Bipolar Linked to Lower Socioeconomic Status
People with bipolar disorder are more likely to be single, disabled, and have a lower income than people without the disorder, according to new research.
This often lowers their socioeconomic status than it would normally be, despite people with bipolar disorder often having more college education than those without the disorder.
These are the findings of a recent study completed by a group of Norwegian researchers that investigated how educational achievement relates to function in bipolar patients and which clinical factors are associated with level of education.
In past studies, there has been conflicting evidence regarding the importance of educational level as it relates to social and occupational functioning in the disorder, researchers noted.
Helle Schoeyen of Stavanger University Hospital and the research team explained that “in the general population, there is a strong correlation between degree of education and social and occupational function in later life.”
Findings of the current study revealed that a significantly higher percentage of the bipolar patients were single, had low income, or were disabled when compared to those without the disorder.
Data from 257 bipolar patients was drawn from the Norwegian Bipolar Research and Innovation Network. Patients in the identified bipolar groups were at least 18 years of age.
Of these, 69 percent had had the most serious form of bipolar disorder (Bipolar I), 26 percent had a less severe form of the disorder (Bipolar II), and 5 percent had a form of bipolar disorder that didn’t fit into either of these two categories.
A geographically-matched reference sample of 56,540 people was also taken from the general population on levels of education, marital status, income, and disability benefits.
The researchers found no notable difference in education. The average length of education was the same for bipolar patients and the general population — 12.6 years.
When the analysis was narrowed to college education, findings revealed that 32 percent of bipolar patients had completed some level of college while the same was only true for 27 percent of the general population.
Rapid cycling and recurring depressive episodes were the only clinical characteristics associated with low educational level, researchers wrote.

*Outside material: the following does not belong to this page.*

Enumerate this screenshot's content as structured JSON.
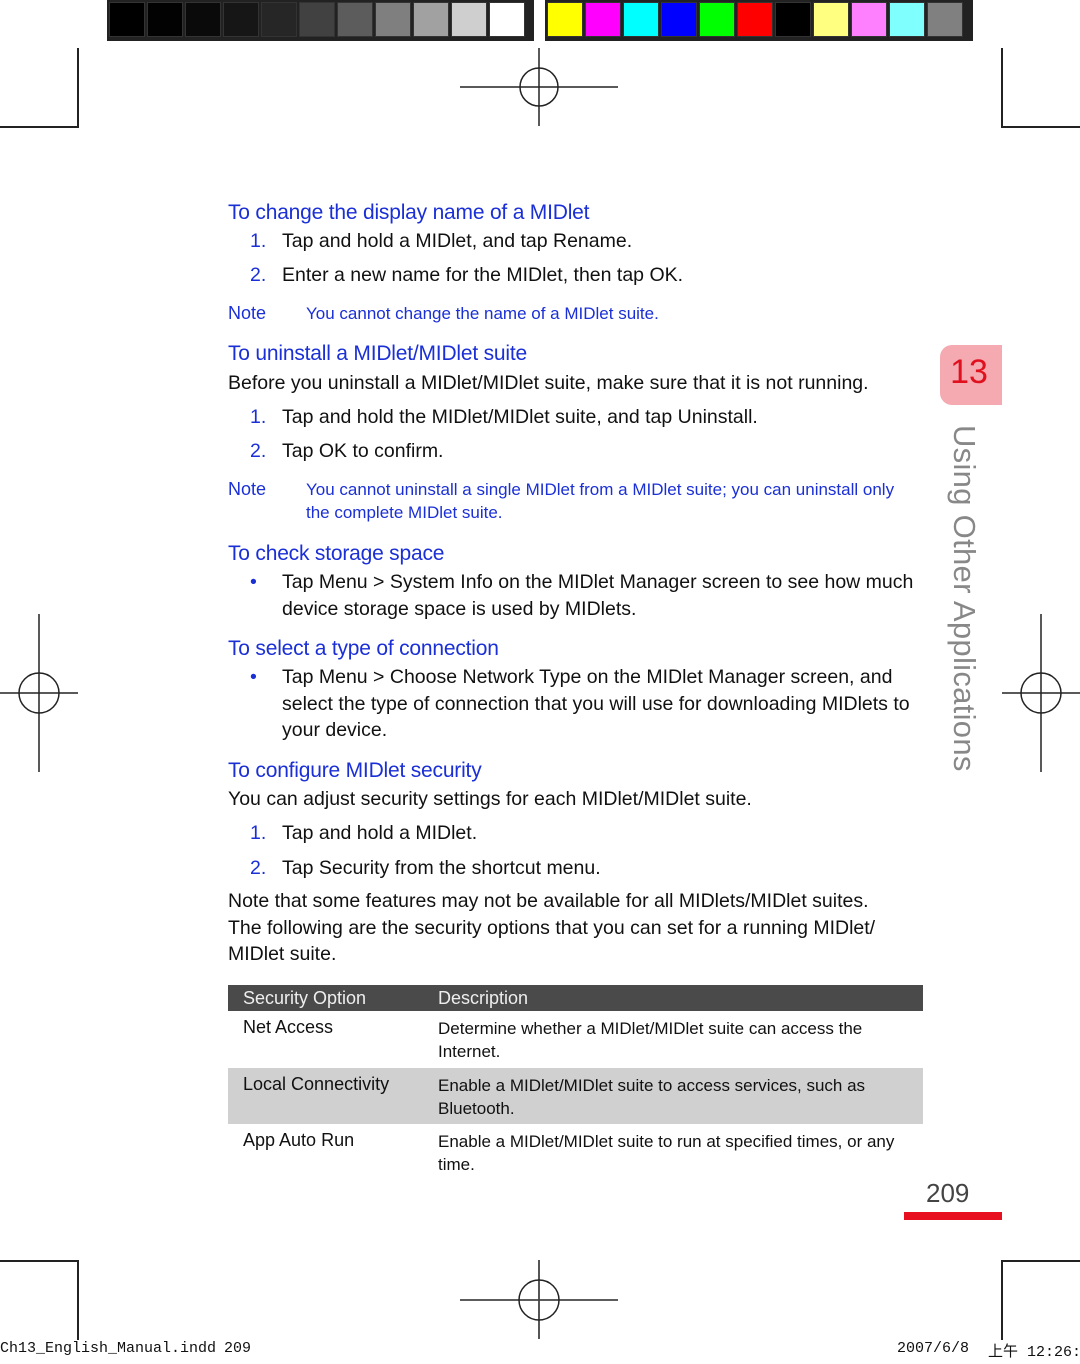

With respect to income, 35 percent of bipolar patients were found to have an income below the 10th percentile, compared to 10 percent of those analyzed from the reference sample.
Bipolar patients were also more likely to be single (66 percent) compared to the general population sample (39 percent). They were also more likely to receive a disability pension (48 percent) than the general population sample (11.5 percent).
“The main finding of this study was that bipolar disorder patients had the same level of education but significantly lower social and occupational function than the general population,” the team concluded.
They added that the present findings suggest that early identification and adequate follow-up treatment of bipolar throughout the life span could prevent a decline in social and occupational function.
A serious mental illness, bipolar disorder is characterized by extreme mood changes running the gamut from mania to depression. Risky behaviors are associated with bipolar disorder, and it often causes damage to relationships and careers, and even suicidal tendencies if not treated.
It is estimated that 5.7 million adults live with this disorder in the U.S., affecting all genders and ethnic groups.
The study can be found in the Journal of Affective Disorders.
Source: Journal of Affective Disorders
Chavis, S. (2010). Bipolar Linked to Lower Socioeconomic Status. Psych Central. Retrieved on February 11, 2016, from http://psychcentral.com/news/2010/09/25/bipolar-linked-to-lower-socioeconomic-status/18728.html